------ THE DATA ------
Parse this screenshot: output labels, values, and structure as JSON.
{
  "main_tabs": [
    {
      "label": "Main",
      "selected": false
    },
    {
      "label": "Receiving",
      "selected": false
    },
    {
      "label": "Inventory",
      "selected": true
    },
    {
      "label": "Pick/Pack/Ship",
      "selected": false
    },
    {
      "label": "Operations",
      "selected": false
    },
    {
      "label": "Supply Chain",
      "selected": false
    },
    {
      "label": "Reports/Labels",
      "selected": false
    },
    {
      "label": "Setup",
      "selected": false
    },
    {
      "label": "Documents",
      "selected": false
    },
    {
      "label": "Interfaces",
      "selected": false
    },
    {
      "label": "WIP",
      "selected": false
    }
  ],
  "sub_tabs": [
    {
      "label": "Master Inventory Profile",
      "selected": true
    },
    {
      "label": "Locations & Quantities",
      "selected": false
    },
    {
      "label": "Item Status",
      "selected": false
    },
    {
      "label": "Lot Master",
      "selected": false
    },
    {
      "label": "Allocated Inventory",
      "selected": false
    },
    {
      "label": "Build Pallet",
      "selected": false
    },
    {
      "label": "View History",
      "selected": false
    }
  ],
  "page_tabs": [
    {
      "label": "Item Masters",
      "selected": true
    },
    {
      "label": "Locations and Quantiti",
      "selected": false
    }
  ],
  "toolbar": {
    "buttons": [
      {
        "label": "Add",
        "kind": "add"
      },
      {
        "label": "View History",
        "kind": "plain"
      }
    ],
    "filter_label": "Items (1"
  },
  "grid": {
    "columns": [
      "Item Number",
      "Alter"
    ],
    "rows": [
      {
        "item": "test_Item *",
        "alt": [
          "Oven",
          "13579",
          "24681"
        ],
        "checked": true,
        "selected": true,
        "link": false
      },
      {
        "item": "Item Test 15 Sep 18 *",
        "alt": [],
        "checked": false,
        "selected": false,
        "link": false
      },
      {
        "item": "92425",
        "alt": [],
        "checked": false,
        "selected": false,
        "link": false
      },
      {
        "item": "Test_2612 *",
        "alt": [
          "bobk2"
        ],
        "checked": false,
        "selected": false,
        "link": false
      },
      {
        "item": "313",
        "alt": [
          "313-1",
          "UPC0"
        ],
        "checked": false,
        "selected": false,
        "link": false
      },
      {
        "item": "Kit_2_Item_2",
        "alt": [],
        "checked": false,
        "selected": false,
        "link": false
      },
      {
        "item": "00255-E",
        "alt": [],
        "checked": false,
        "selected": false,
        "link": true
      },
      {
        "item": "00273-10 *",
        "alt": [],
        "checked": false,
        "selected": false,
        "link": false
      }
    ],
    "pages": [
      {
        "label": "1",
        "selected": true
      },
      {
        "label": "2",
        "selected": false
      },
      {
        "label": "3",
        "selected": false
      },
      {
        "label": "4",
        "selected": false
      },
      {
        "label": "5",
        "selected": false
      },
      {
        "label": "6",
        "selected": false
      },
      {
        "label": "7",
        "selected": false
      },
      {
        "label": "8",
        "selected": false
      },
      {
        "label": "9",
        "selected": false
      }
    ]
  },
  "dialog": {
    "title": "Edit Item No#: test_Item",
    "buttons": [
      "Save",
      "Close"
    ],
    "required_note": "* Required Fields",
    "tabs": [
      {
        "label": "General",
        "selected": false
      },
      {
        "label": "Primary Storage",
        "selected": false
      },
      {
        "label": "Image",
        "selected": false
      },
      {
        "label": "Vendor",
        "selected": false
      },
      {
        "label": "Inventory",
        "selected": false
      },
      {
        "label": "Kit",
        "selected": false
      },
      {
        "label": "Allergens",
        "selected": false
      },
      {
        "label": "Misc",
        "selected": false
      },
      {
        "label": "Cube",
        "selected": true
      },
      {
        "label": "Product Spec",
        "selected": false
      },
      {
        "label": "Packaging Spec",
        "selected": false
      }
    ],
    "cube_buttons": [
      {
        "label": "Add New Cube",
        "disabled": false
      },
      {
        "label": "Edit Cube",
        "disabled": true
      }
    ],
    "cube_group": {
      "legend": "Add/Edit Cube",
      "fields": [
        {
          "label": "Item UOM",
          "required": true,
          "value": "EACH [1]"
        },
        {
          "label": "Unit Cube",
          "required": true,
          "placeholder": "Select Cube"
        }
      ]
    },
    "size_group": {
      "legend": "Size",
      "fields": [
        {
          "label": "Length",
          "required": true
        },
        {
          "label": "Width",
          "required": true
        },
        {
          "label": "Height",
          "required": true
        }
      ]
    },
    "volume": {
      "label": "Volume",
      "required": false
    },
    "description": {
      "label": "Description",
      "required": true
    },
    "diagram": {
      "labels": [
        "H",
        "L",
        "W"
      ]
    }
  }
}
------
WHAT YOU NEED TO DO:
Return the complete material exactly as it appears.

SOLVED EXERCISE:
Parse this screenshot: output labels, values, and structure as JSON.
{
  "main_tabs": [
    {
      "label": "Main",
      "selected": false
    },
    {
      "label": "Receiving",
      "selected": false
    },
    {
      "label": "Inventory",
      "selected": true
    },
    {
      "label": "Pick/Pack/Ship",
      "selected": false
    },
    {
      "label": "Operations",
      "selected": false
    },
    {
      "label": "Supply Chain",
      "selected": false
    },
    {
      "label": "Reports/Labels",
      "selected": false
    },
    {
      "label": "Setup",
      "selected": false
    },
    {
      "label": "Documents",
      "selected": false
    },
    {
      "label": "Interfaces",
      "selected": false
    },
    {
      "label": "WIP",
      "selected": false
    }
  ],
  "sub_tabs": [
    {
      "label": "Master Inventory Profile",
      "selected": true
    },
    {
      "label": "Locations & Quantities",
      "selected": false
    },
    {
      "label": "Item Status",
      "selected": false
    },
    {
      "label": "Lot Master",
      "selected": false
    },
    {
      "label": "Allocated Inventory",
      "selected": false
    },
    {
      "label": "Build Pallet",
      "selected": false
    },
    {
      "label": "View History",
      "selected": false
    }
  ],
  "page_tabs": [
    {
      "label": "Item Masters",
      "selected": true
    },
    {
      "label": "Locations and Quantiti",
      "selected": false
    }
  ],
  "toolbar": {
    "buttons": [
      {
        "label": "Add",
        "kind": "add"
      },
      {
        "label": "View History",
        "kind": "plain"
      }
    ],
    "filter_label": "Items (1"
  },
  "grid": {
    "columns": [
      "Item Number",
      "Alter"
    ],
    "rows": [
      {
        "item": "test_Item *",
        "alt": [
          "Oven",
          "13579",
          "24681"
        ],
        "checked": true,
        "selected": true,
        "link": false
      },
      {
        "item": "Item Test 15 Sep 18 *",
        "alt": [],
        "checked": false,
        "selected": false,
        "link": false
      },
      {
        "item": "92425",
        "alt": [],
        "checked": false,
        "selected": false,
        "link": false
      },
      {
        "item": "Test_2612 *",
        "alt": [
          "bobk2"
        ],
        "checked": false,
        "selected": false,
        "link": false
      },
      {
        "item": "313",
        "alt": [
          "313-1",
          "UPC0"
        ],
        "checked": false,
        "selected": false,
        "link": false
      },
      {
        "item": "Kit_2_Item_2",
        "alt": [],
        "checked": false,
        "selected": false,
        "link": false
      },
      {
        "item": "00255-E",
        "alt": [],
        "checked": false,
        "selected": false,
        "link": true
      },
      {
        "item": "00273-10 *",
        "alt": [],
        "checked": false,
        "selected": false,
        "link": false
      }
    ],
    "pages": [
      {
        "label": "1",
        "selected": true
      },
      {
        "label": "2",
        "selected": false
      },
      {
        "label": "3",
        "selected": false
      },
      {
        "label": "4",
        "selected": false
      },
      {
        "label": "5",
        "selected": false
      },
      {
        "label": "6",
        "selected": false
      },
      {
        "label": "7",
        "selected": false
      },
      {
        "label": "8",
        "selected": false
      },
      {
        "label": "9",
        "selected": false
      }
    ]
  },
  "dialog": {
    "title": "Edit Item No#: test_Item",
    "buttons": [
      "Save",
      "Close"
    ],
    "required_note": "* Required Fields",
    "tabs": [
      {
        "label": "General",
        "selected": false
      },
      {
        "label": "Primary Storage",
        "selected": false
      },
      {
        "label": "Image",
        "selected": false
      },
      {
        "label": "Vendor",
        "selected": false
      },
      {
        "label": "Inventory",
        "selected": false
      },
      {
        "label": "Kit",
        "selected": false
      },
      {
        "label": "Allergens",
        "selected": false
      },
      {
        "label": "Misc",
        "selected": false
      },
      {
        "label": "Cube",
        "selected": true
      },
      {
        "label": "Product Spec",
        "selected": false
      },
      {
        "label": "Packaging Spec",
        "selected": false
      }
    ],
    "cube_buttons": [
      {
        "label": "Add New Cube",
        "disabled": false
      },
      {
        "label": "Edit Cube",
        "disabled": true
      }
    ],
    "cube_group": {
      "legend": "Add/Edit Cube",
      "fields": [
        {
          "label": "Item UOM",
          "required": true,
          "value": "EACH [1]"
        },
        {
          "label": "Unit Cube",
          "required": true,
          "placeholder": "Select Cube"
        }
      ]
    },
    "size_group": {
      "legend": "Size",
      "fields": [
        {
          "label": "Length",
          "required": true
        },
        {
          "label": "Width",
          "required": true
        },
        {
          "label": "Height",
          "required": true
        }
      ]
    },
    "volume": {
      "label": "Volume",
      "required": false
    },
    "description": {
      "label": "Description",
      "required": true
    },
    "diagram": {
      "labels": [
        "H",
        "L",
        "W"
      ]
    }
  }
}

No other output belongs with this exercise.